Linguistics nerds, this one’s for you! These days, talking as a woman is a veritable minefield. Be blunt or assertive, and it’s perceived as rude. Agreeable is seen as weak. Use “sorry” or “like”, and it’s considered unprofessional. What’s a girl to do? 🤷🏼♀️ In Wordslut, Amanda Montell takes you on a history lesson, proving the power of language, and provides insight on how to reclaim terms such as “nasty woman” or “bitch”.
7. Girl, Stop Apologizing By Rachel Hollis
Girl, Stop Apologizing is Rachel Hollis’ follow-up to her 2018 self-help book, Girl, Wash Your Face. Her extremely motivating and super empowering book is a feel-good guide on how to set and smash your goals - it’ll make you stop apologizing for being exactly who you are.
8. The Wedding Party By Jasmine Guillory
The story primarily revolves around Theo and Maddie who are part of the wedding party for their mutual BFF. Theo and Maddie hate each other’s guts until one night, all that repressed tension results in them in bed together.
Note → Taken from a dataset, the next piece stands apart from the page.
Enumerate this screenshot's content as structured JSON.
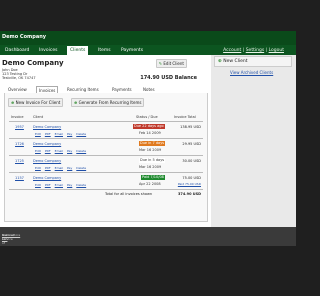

But wait - you guessed it - their feelings quickly evolve into something deeper in a classic but delightful enemies-to-lovers story.
9. Stay Sexy & Don’t Get Murdered By Karen Kilgariff and Georgia Hardstark
Authors Karen Kilgariff and Georgia Hardstark have a popular weekly podcast, My Favorite Murder, where they hilariously unpack and discuss crimes. And in their debut novel, they switch gears and turn to a different medium to pen a self-help book, sharing stories, tips on standing up for yourself, and much, much more.
10. Supper Club By Lara Williams
In her debut novel, Lara Williams takes a look at the effects of a patriarchal society on women's appetites - for both food and sex - through a modern lens. The book follows a group of hungry young women who form a secret society where they meet after dark to take back their appetites and physical spaces by eating, dancing, and doing whatever the heck want without any men.
11. Normal People By Sally Rooney
Soon to be a Hulu series, Normal People follows Marianne and Connell as they make their way through high school in a small town to college in Dublin, all while figuring out love, identity, and the paralyzing existential crisis of growing up along the way.
12. Devotion By Madeline Stevens
This psychological page-turner follows broke 26-year-old Ella Crawford who accepts a job as a nanny for Lonnie, an Upper East Side wife and mother the same age as her. As Ella’s obsession with Lonnie grows, so does her resentment, to the point where she plots to claim Lonnie’s life as her own.
13. The Bride Test By Helen Hoang
The Bride Test is the sequel to the popular The Kiss Quotient and follows one of its secondary characters, Khai. Khai has autism, which means he processes emotions differently, and is wary of starting relationships. Having had enough, his mother flies to Vietnam to find him a wife and returns with Esme Tran. Esme falls in love with him, but Khai struggles to return the emotions. Helen Hoang sheds light and humanizes autism through her relatable characters.